_Information provided_:
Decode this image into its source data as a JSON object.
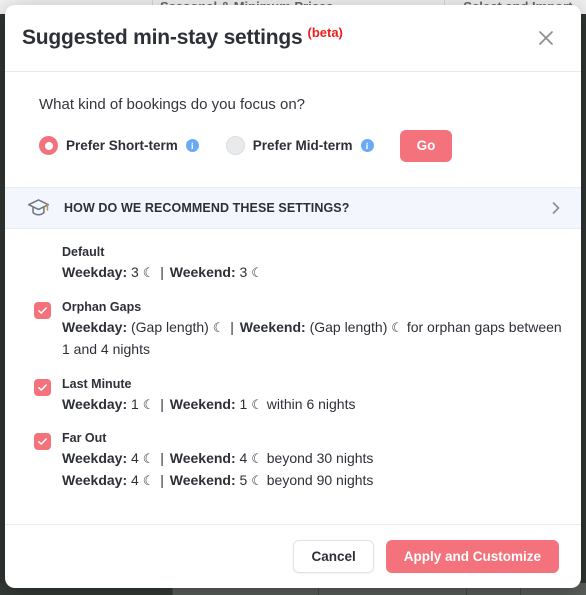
{
  "background": {
    "tab_titles": [
      "Seasonal & Minimum Prices",
      "Select and Import"
    ]
  },
  "modal": {
    "title": "Suggested min-stay settings",
    "beta_label": "(beta)",
    "close_icon": "close-icon",
    "question": "What kind of bookings do you focus on?",
    "radios": [
      {
        "label": "Prefer Short-term",
        "selected": true,
        "info_icon": "info-icon"
      },
      {
        "label": "Prefer Mid-term",
        "selected": false,
        "info_icon": "info-icon"
      }
    ],
    "go_label": "Go",
    "banner": {
      "icon": "graduation-cap-icon",
      "text": "HOW DO WE RECOMMEND THESE SETTINGS?",
      "chevron": "chevron-right-icon"
    },
    "settings": [
      {
        "name": "Default",
        "has_checkbox": false,
        "checked": false,
        "lines": [
          {
            "weekday_label": "Weekday:",
            "weekday_value": "3",
            "weekday_moon": "☾",
            "separator": "|",
            "weekend_label": "Weekend:",
            "weekend_value": "3",
            "weekend_moon": "☾",
            "suffix": ""
          }
        ]
      },
      {
        "name": "Orphan Gaps",
        "has_checkbox": true,
        "checked": true,
        "lines": [
          {
            "weekday_label": "Weekday:",
            "weekday_value": "(Gap length)",
            "weekday_moon": "☾",
            "separator": "|",
            "weekend_label": "Weekend:",
            "weekend_value": "(Gap length)",
            "weekend_moon": "☾",
            "suffix": "for orphan gaps between 1 and 4 nights"
          }
        ]
      },
      {
        "name": "Last Minute",
        "has_checkbox": true,
        "checked": true,
        "lines": [
          {
            "weekday_label": "Weekday:",
            "weekday_value": "1",
            "weekday_moon": "☾",
            "separator": "|",
            "weekend_label": "Weekend:",
            "weekend_value": "1",
            "weekend_moon": "☾",
            "suffix": "within 6 nights"
          }
        ]
      },
      {
        "name": "Far Out",
        "has_checkbox": true,
        "checked": true,
        "lines": [
          {
            "weekday_label": "Weekday:",
            "weekday_value": "4",
            "weekday_moon": "☾",
            "separator": "|",
            "weekend_label": "Weekend:",
            "weekend_value": "4",
            "weekend_moon": "☾",
            "suffix": "beyond 30 nights"
          },
          {
            "weekday_label": "Weekday:",
            "weekday_value": "4",
            "weekday_moon": "☾",
            "separator": "|",
            "weekend_label": "Weekend:",
            "weekend_value": "5",
            "weekend_moon": "☾",
            "suffix": "beyond 90 nights"
          }
        ]
      }
    ],
    "footer": {
      "cancel_label": "Cancel",
      "apply_label": "Apply and Customize"
    }
  },
  "colors": {
    "accent": "#f4727c",
    "beta_red": "#f01c1c",
    "info_blue": "#6aa9f4",
    "banner_bg": "#f3f6fd",
    "text": "#2e3038"
  }
}
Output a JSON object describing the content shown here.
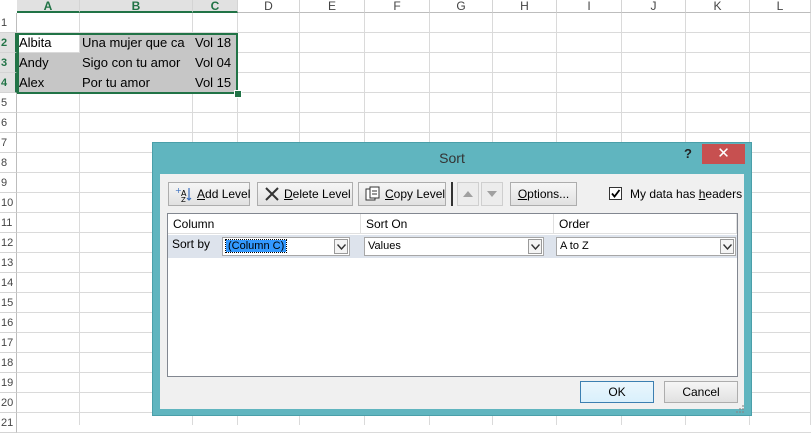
{
  "sheet": {
    "columns": [
      "A",
      "B",
      "C",
      "D",
      "E",
      "F",
      "G",
      "H",
      "I",
      "J",
      "K",
      "L"
    ],
    "rows": [
      "1",
      "2",
      "3",
      "4",
      "5",
      "6",
      "7",
      "8",
      "9",
      "10",
      "11",
      "12",
      "13",
      "14",
      "15",
      "16",
      "17",
      "18",
      "19",
      "20",
      "21"
    ],
    "cells": [
      [
        "Albita",
        "Una mujer que ca",
        "Vol 18"
      ],
      [
        "Andy",
        " Sigo con tu amor",
        "Vol 04"
      ],
      [
        "Alex",
        "Por tu amor",
        "Vol 15"
      ]
    ]
  },
  "dialog": {
    "title": "Sort",
    "help_label": "?",
    "close_label": "✕",
    "toolbar": {
      "add_level": [
        "A",
        "dd Level"
      ],
      "delete_level": [
        "D",
        "elete Level"
      ],
      "copy_level": [
        "C",
        "opy Level"
      ],
      "options": [
        "O",
        "ptions..."
      ]
    },
    "headers_checkbox": {
      "label_pre": "My data has ",
      "label_ul": "h",
      "label_post": "eaders",
      "checked": true
    },
    "grid": {
      "headers": [
        "Column",
        "Sort On",
        "Order"
      ],
      "row_label": "Sort by",
      "column_value": "(Column C)",
      "sort_on_value": "Values",
      "order_value": "A to Z"
    },
    "ok_label": "OK",
    "cancel_label": "Cancel"
  },
  "colors": {
    "excel_green": "#217346",
    "dialog_frame": "#60b5bf",
    "close_red": "#c75050",
    "selection_blue": "#3399ff"
  }
}
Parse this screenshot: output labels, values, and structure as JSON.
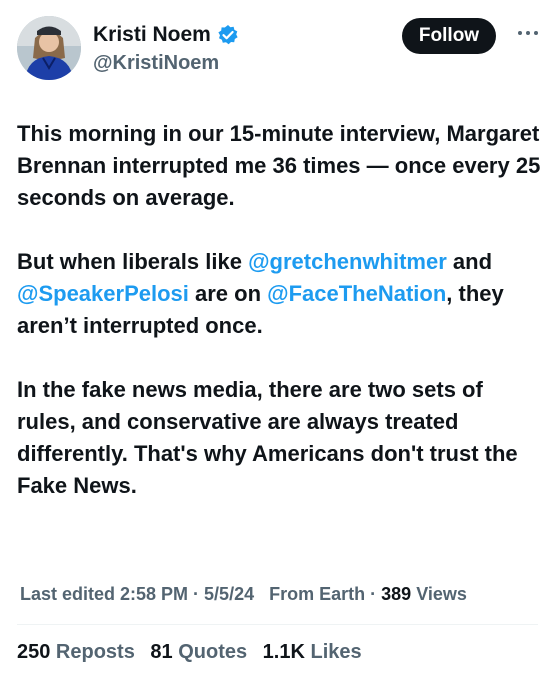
{
  "author": {
    "display_name": "Kristi Noem",
    "handle": "@KristiNoem",
    "verified": "blue-checkmark-icon"
  },
  "follow_button": {
    "label": "Follow"
  },
  "more_button": {
    "icon": "more-horizontal-icon"
  },
  "tweet": {
    "p1": "This morning in our 15-minute interview, Margaret Brennan interrupted me 36 times — once every 25 seconds on average.",
    "p2_a": "But when liberals like ",
    "p2_mention1": "@gretchenwhitmer",
    "p2_b": " and ",
    "p2_mention2": "@SpeakerPelosi",
    "p2_c": " are on ",
    "p2_mention3": "@FaceTheNation",
    "p2_d": ", they aren’t interrupted once.",
    "p3": "In the fake news media, there are two sets of rules, and conservative are always treated differently. That's why Americans don't trust the Fake News."
  },
  "meta": {
    "edited": "Last edited 2:58 PM · 5/5/24",
    "source": "From Earth",
    "sep": " · ",
    "views_count": "389",
    "views_label": " Views"
  },
  "stats": {
    "reposts_count": "250",
    "reposts_label": " Reposts",
    "quotes_count": "81",
    "quotes_label": " Quotes",
    "likes_count": "1.1K",
    "likes_label": " Likes"
  },
  "colors": {
    "accent": "#1d9bf0",
    "text": "#0f1419",
    "secondary": "#536471"
  }
}
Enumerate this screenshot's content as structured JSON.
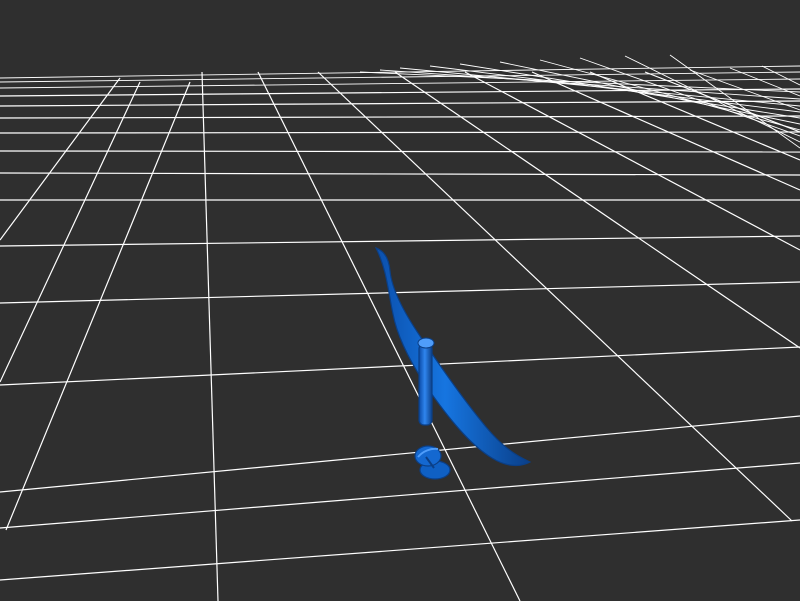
{
  "viewport": {
    "background_color": "#2f2f2f",
    "grid_color": "#ffffff",
    "object_color": "#1163c9",
    "object_shadow_color": "#0b3f86",
    "object_highlight_color": "#3f8ff0"
  },
  "scene": {
    "objects": [
      {
        "name": "curved-blade",
        "type": "mesh"
      },
      {
        "name": "vertical-pin",
        "type": "cylinder"
      },
      {
        "name": "split-washer",
        "type": "mesh"
      }
    ]
  }
}
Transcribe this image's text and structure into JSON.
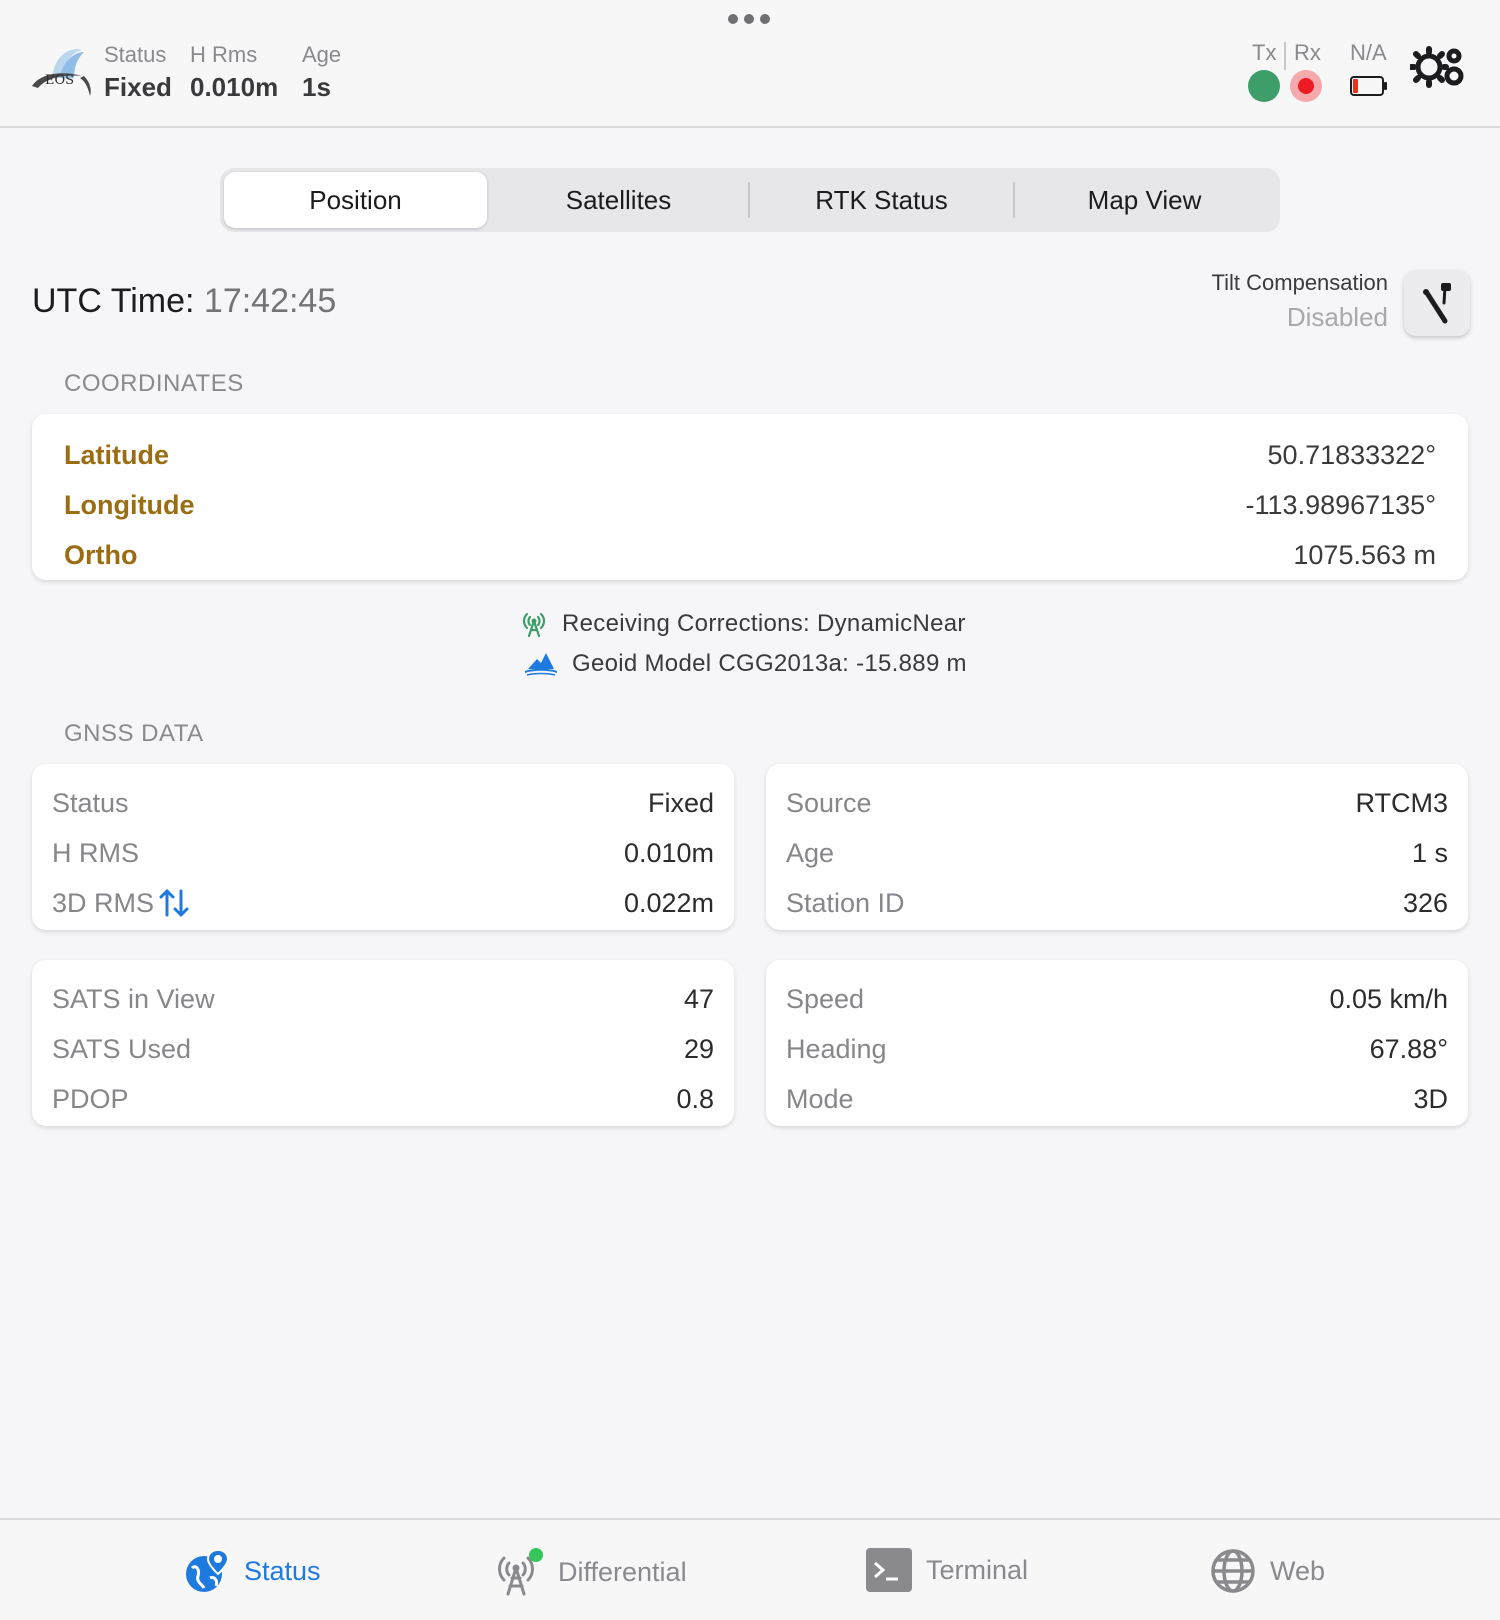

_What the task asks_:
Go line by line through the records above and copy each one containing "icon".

_Task result_:
    "close_icon": "close-icon",
        "info_icon": "info-icon"
        "info_icon": "info-icon"
      "icon": "graduation-cap-icon",
      "chevron": "chevron-right-icon"
    "verified": "blue-checkmark-icon"
    "icon": "more-horizontal-icon"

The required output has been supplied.